[YOUR ASSIGNMENT]
When you reach the line containing "Enumerate this screenshot's" in the records below, set it down exactly, together with every later line through the end, but not the pictures.
================
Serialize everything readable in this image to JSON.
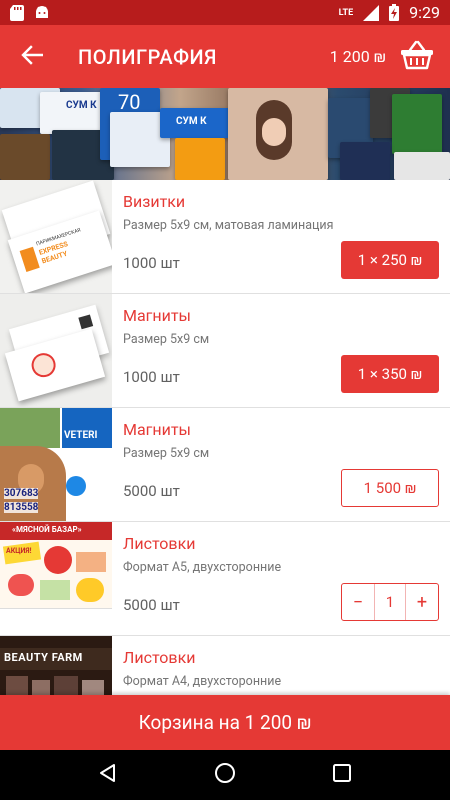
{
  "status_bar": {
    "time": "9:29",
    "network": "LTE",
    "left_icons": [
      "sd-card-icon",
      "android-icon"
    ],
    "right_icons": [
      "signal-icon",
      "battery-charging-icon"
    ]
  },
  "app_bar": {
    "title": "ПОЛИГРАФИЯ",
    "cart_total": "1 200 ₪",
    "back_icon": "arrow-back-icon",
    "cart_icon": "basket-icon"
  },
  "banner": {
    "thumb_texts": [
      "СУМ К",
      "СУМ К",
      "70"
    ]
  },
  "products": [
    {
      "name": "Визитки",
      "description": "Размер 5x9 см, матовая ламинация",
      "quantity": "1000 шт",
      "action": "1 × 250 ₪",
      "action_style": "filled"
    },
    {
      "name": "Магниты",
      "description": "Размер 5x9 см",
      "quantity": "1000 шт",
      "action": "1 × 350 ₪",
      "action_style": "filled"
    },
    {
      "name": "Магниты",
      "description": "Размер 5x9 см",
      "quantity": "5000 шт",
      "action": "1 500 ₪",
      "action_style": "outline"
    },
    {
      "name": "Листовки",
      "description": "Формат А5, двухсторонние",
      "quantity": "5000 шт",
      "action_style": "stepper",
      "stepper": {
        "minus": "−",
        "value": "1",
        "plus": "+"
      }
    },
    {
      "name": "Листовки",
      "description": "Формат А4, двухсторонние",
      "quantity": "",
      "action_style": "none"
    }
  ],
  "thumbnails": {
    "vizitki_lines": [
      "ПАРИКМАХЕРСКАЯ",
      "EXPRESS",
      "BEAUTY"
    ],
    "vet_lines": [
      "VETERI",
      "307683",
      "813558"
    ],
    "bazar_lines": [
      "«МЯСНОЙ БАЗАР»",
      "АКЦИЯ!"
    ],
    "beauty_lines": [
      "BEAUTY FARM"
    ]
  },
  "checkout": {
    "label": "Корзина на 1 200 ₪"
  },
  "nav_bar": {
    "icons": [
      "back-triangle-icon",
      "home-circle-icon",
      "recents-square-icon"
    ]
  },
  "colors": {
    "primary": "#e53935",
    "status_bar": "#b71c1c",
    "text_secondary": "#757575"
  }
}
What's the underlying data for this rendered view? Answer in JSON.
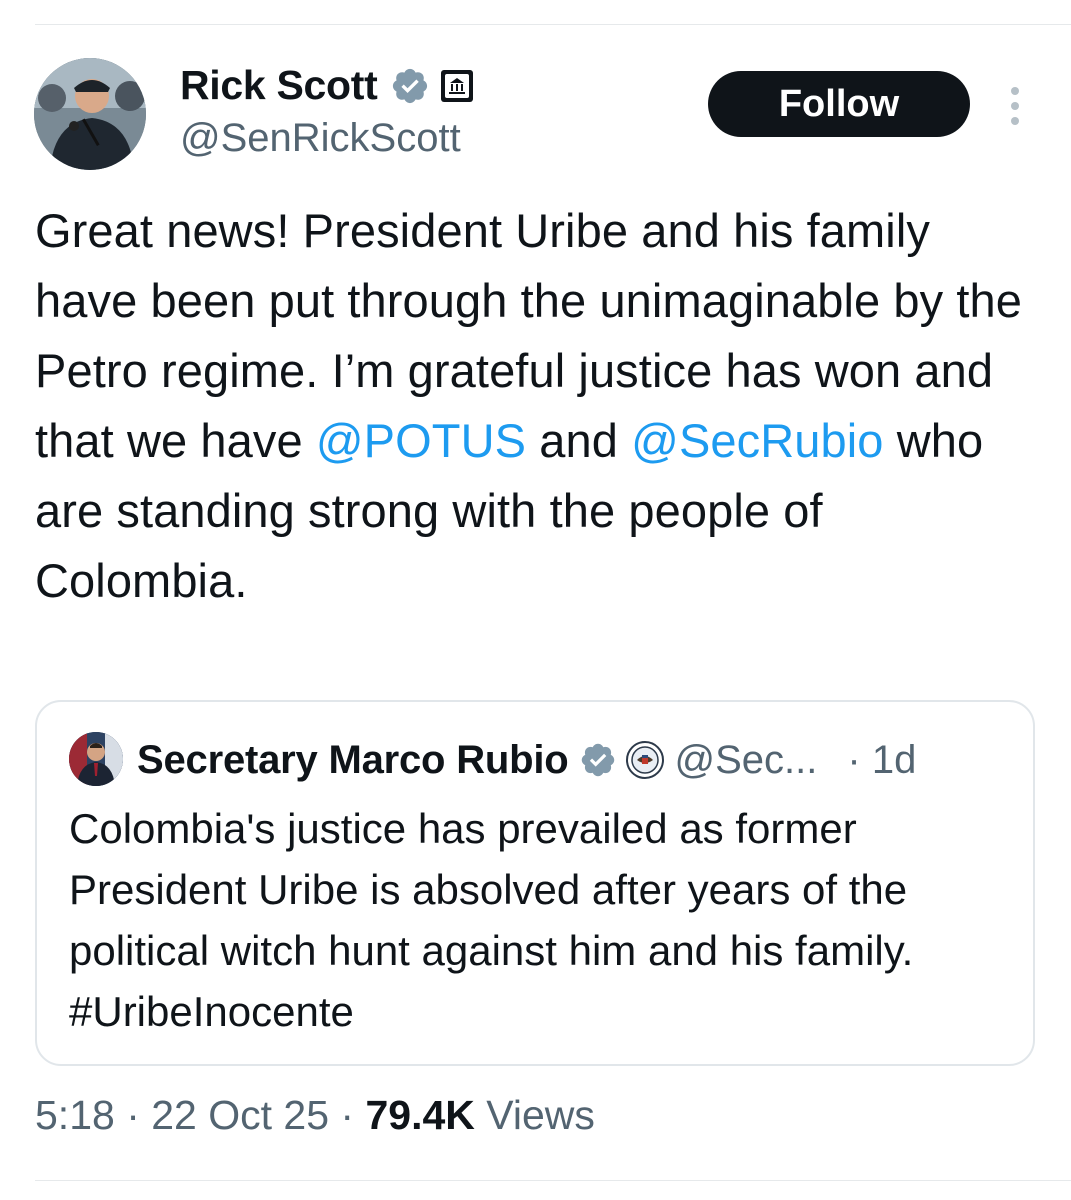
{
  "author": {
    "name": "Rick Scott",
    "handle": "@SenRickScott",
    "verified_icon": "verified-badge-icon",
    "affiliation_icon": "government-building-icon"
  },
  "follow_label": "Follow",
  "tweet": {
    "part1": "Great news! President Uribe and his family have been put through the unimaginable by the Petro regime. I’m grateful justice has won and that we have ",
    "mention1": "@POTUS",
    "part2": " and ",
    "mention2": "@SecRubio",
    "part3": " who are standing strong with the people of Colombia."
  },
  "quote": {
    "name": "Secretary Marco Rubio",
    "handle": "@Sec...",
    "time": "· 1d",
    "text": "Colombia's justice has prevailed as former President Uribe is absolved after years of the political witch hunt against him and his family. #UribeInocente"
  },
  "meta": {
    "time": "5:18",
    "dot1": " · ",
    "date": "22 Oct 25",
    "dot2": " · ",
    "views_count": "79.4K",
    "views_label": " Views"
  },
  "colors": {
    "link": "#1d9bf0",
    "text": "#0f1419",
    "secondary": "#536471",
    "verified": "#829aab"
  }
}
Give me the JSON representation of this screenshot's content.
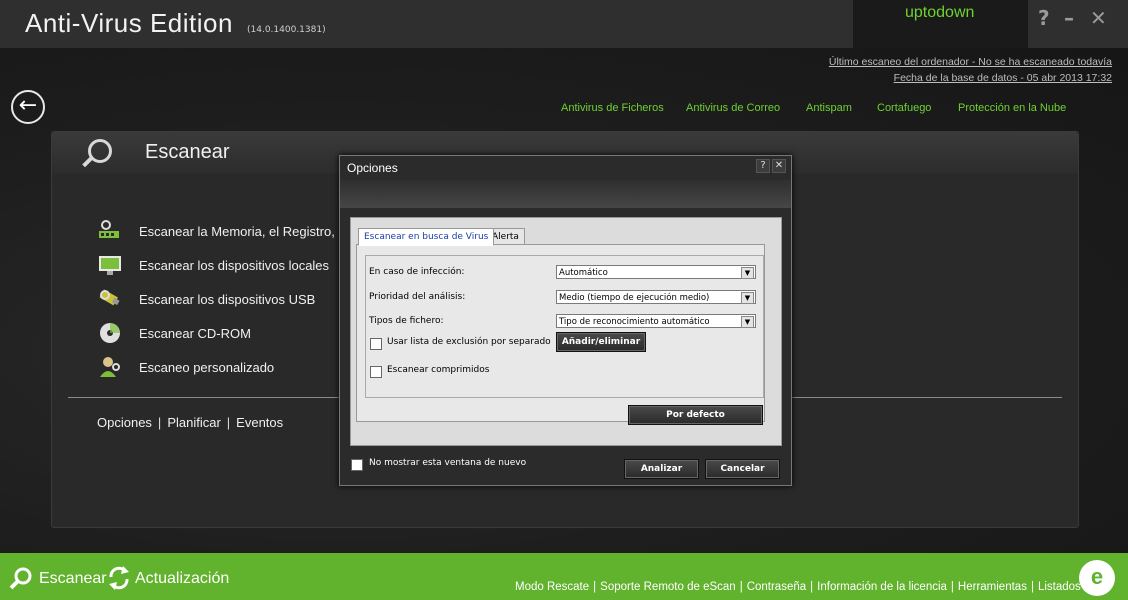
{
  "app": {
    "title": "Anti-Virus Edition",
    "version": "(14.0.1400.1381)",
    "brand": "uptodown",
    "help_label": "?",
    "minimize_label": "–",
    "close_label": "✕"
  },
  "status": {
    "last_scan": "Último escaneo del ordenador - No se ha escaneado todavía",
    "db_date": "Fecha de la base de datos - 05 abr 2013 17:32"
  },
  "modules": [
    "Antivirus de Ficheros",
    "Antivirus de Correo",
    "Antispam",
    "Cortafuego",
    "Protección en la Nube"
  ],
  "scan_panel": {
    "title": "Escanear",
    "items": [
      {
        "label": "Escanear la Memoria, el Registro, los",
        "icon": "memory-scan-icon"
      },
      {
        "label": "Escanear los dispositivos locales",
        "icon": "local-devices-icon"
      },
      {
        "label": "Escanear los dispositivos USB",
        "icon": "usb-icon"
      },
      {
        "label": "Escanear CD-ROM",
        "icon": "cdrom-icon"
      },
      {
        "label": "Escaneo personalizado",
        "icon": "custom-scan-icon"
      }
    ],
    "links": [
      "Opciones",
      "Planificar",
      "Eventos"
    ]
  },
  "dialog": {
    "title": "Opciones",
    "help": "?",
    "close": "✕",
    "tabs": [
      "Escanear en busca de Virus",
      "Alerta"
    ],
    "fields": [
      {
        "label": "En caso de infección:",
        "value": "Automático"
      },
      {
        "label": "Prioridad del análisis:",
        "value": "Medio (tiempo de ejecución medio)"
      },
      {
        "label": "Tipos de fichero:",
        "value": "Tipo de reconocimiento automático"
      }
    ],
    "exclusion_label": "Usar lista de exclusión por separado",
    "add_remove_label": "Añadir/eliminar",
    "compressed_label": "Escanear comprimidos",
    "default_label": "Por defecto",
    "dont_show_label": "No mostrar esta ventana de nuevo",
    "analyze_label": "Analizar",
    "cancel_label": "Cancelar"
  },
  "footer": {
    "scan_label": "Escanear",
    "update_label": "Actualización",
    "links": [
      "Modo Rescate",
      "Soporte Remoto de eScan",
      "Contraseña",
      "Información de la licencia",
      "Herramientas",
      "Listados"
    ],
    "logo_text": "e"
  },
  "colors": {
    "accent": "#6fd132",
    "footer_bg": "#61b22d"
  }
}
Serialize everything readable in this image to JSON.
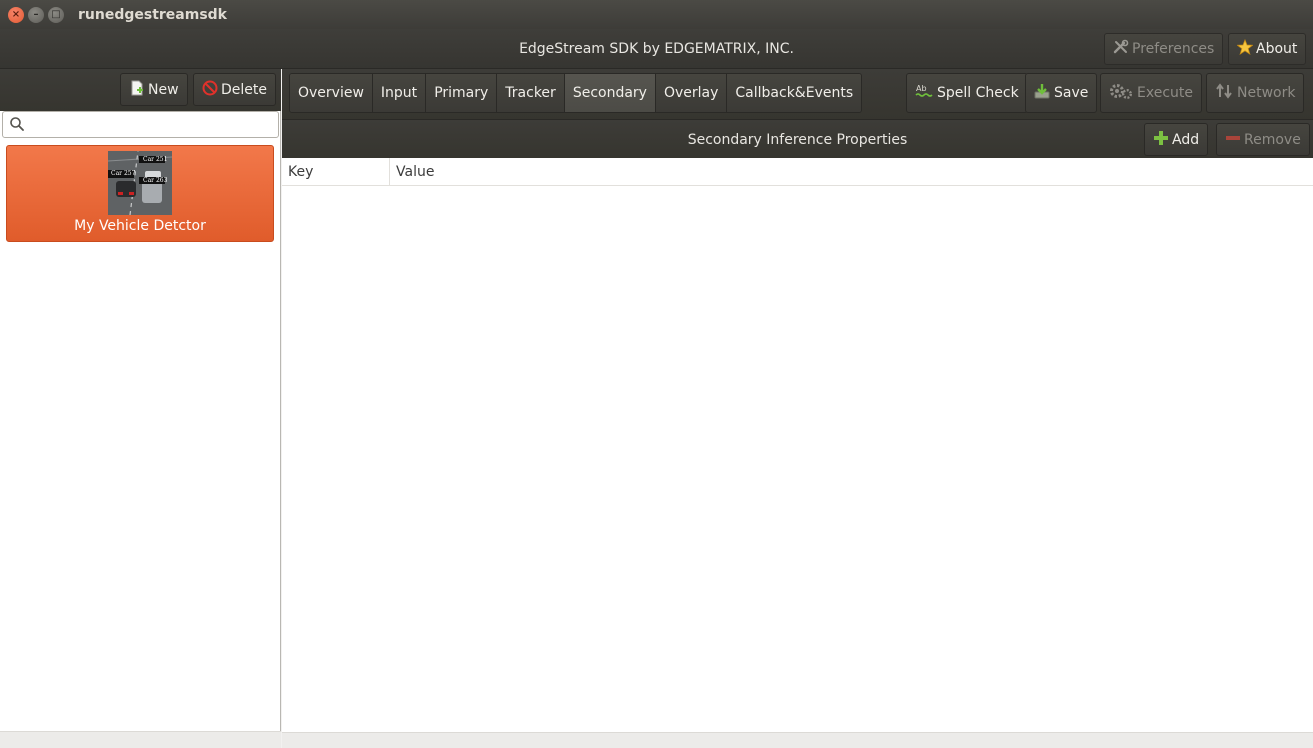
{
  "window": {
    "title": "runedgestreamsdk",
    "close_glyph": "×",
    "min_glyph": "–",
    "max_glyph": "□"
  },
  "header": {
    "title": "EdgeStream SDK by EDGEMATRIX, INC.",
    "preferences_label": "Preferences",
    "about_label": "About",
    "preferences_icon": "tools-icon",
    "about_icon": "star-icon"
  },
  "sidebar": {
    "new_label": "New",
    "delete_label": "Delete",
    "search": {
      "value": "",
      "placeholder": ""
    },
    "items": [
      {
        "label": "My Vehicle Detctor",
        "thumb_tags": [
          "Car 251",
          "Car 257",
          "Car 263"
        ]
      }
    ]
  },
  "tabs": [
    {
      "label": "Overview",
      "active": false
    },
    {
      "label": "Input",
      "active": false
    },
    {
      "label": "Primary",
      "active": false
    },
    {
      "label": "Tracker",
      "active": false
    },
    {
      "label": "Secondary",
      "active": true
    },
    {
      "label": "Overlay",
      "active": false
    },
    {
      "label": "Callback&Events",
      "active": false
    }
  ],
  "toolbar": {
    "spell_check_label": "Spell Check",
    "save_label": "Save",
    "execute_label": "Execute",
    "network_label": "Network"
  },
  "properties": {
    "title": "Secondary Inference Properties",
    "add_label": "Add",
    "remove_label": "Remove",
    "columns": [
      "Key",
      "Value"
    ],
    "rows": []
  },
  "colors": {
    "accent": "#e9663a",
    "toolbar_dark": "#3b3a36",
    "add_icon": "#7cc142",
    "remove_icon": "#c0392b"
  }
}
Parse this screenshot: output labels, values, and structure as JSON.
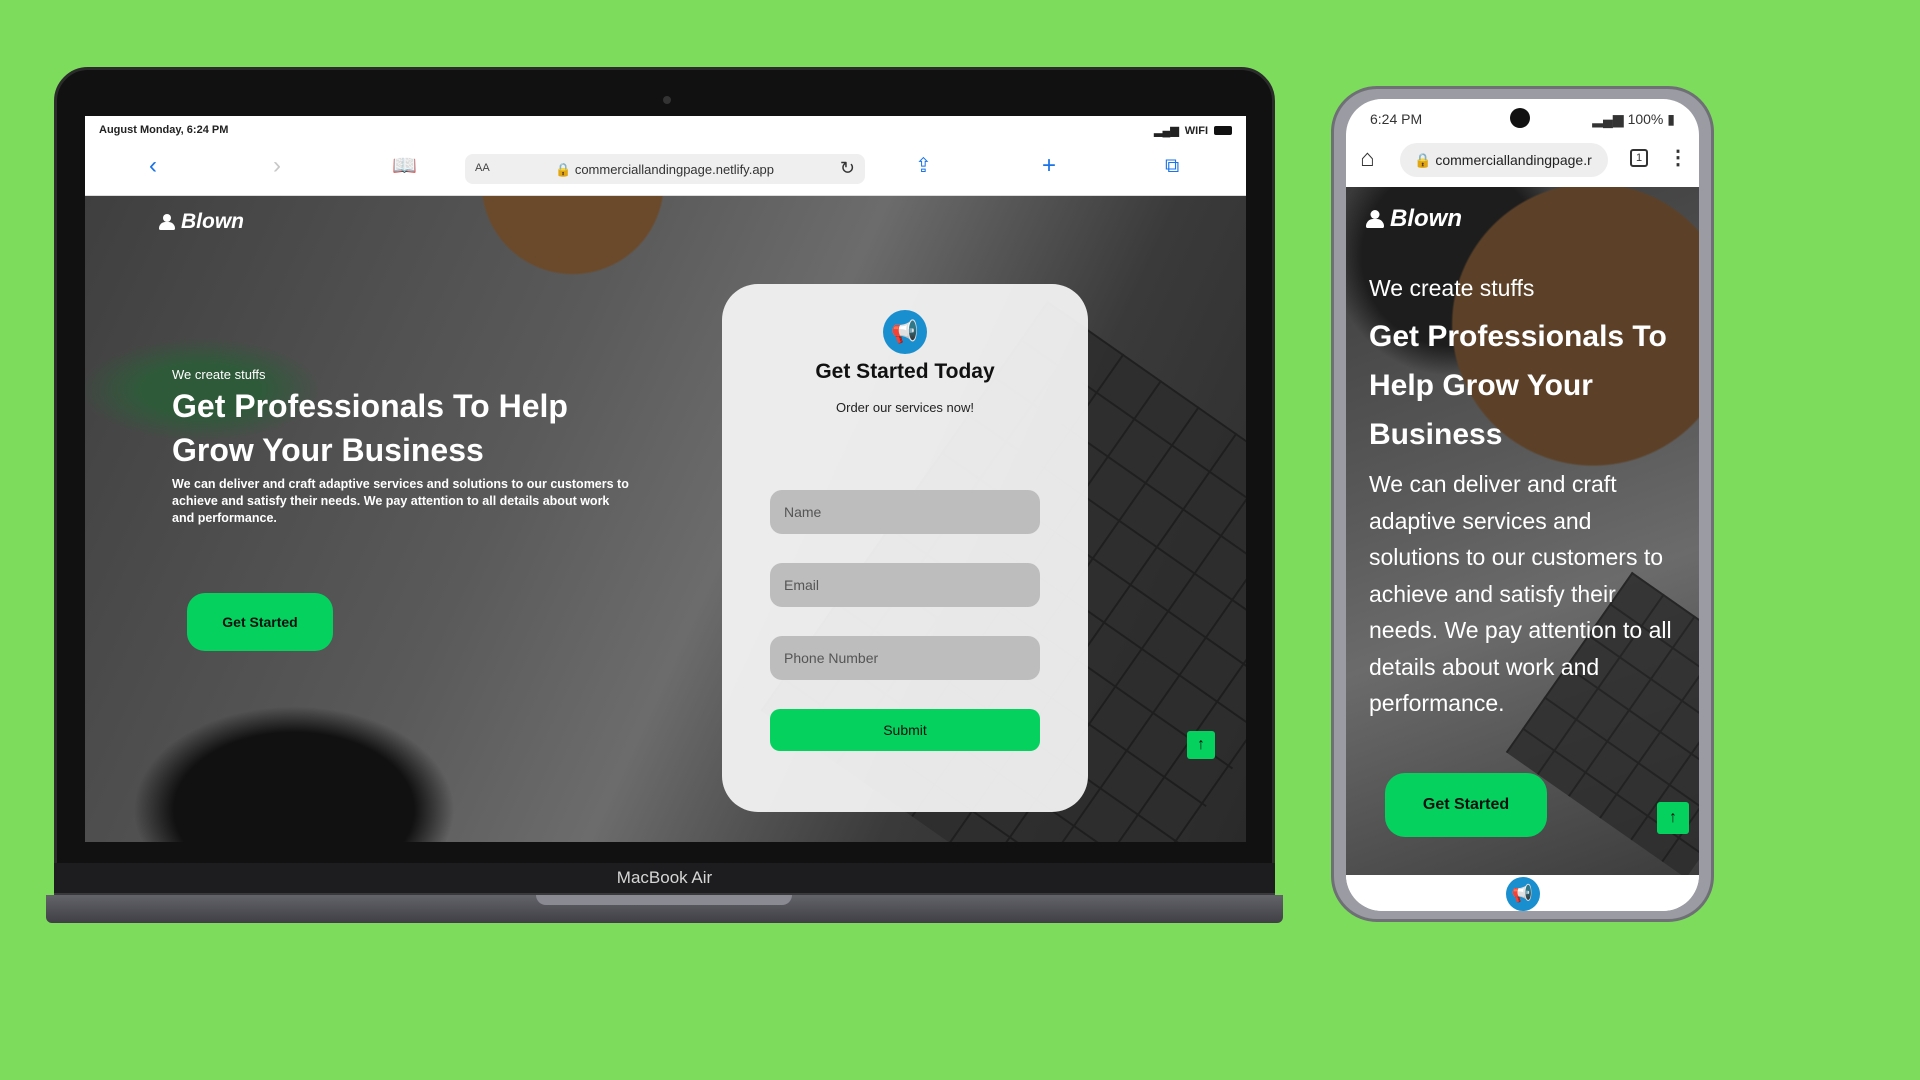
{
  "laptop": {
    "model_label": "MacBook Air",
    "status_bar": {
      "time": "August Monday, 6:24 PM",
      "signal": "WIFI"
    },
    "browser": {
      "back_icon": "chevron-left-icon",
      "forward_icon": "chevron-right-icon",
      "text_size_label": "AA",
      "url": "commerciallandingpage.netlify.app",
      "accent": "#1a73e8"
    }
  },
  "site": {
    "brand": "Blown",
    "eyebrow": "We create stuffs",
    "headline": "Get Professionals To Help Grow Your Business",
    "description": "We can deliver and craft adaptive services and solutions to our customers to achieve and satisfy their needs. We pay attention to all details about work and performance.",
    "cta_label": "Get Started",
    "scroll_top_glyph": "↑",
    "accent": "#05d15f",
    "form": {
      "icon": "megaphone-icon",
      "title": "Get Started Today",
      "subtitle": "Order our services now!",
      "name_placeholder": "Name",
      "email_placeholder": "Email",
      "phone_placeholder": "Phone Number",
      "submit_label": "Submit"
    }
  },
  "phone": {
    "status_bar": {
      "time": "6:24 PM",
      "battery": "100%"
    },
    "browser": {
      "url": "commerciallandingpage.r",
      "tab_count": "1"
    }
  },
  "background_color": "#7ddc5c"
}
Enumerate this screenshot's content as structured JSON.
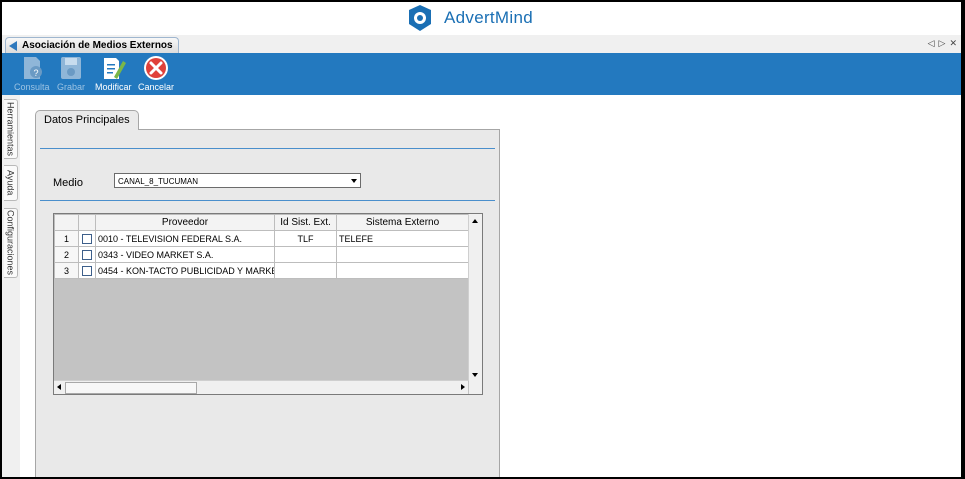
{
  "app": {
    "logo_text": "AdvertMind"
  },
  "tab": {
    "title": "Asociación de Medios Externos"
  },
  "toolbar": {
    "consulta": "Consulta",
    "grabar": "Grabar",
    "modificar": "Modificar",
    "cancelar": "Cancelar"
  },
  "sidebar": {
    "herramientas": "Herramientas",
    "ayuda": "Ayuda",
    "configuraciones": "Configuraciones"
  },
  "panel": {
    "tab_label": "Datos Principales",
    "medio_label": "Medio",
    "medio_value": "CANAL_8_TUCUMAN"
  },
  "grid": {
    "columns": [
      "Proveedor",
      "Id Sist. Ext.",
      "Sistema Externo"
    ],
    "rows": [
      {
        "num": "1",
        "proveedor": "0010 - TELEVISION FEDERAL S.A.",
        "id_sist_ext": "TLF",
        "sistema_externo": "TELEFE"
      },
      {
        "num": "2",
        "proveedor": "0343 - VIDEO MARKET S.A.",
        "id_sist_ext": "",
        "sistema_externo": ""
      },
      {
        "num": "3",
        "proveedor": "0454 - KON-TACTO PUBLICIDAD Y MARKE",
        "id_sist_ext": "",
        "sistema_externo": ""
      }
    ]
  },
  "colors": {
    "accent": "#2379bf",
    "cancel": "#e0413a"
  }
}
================
[RESULT OF THIS TASK]
Enumerate this screenshot's content as structured JSON.
{
  "app": {
    "logo_text": "AdvertMind"
  },
  "tab": {
    "title": "Asociación de Medios Externos"
  },
  "toolbar": {
    "consulta": "Consulta",
    "grabar": "Grabar",
    "modificar": "Modificar",
    "cancelar": "Cancelar"
  },
  "sidebar": {
    "herramientas": "Herramientas",
    "ayuda": "Ayuda",
    "configuraciones": "Configuraciones"
  },
  "panel": {
    "tab_label": "Datos Principales",
    "medio_label": "Medio",
    "medio_value": "CANAL_8_TUCUMAN"
  },
  "grid": {
    "columns": [
      "Proveedor",
      "Id Sist. Ext.",
      "Sistema Externo"
    ],
    "rows": [
      {
        "num": "1",
        "proveedor": "0010 - TELEVISION FEDERAL S.A.",
        "id_sist_ext": "TLF",
        "sistema_externo": "TELEFE"
      },
      {
        "num": "2",
        "proveedor": "0343 - VIDEO MARKET S.A.",
        "id_sist_ext": "",
        "sistema_externo": ""
      },
      {
        "num": "3",
        "proveedor": "0454 - KON-TACTO PUBLICIDAD Y MARKE",
        "id_sist_ext": "",
        "sistema_externo": ""
      }
    ]
  },
  "colors": {
    "accent": "#2379bf",
    "cancel": "#e0413a"
  }
}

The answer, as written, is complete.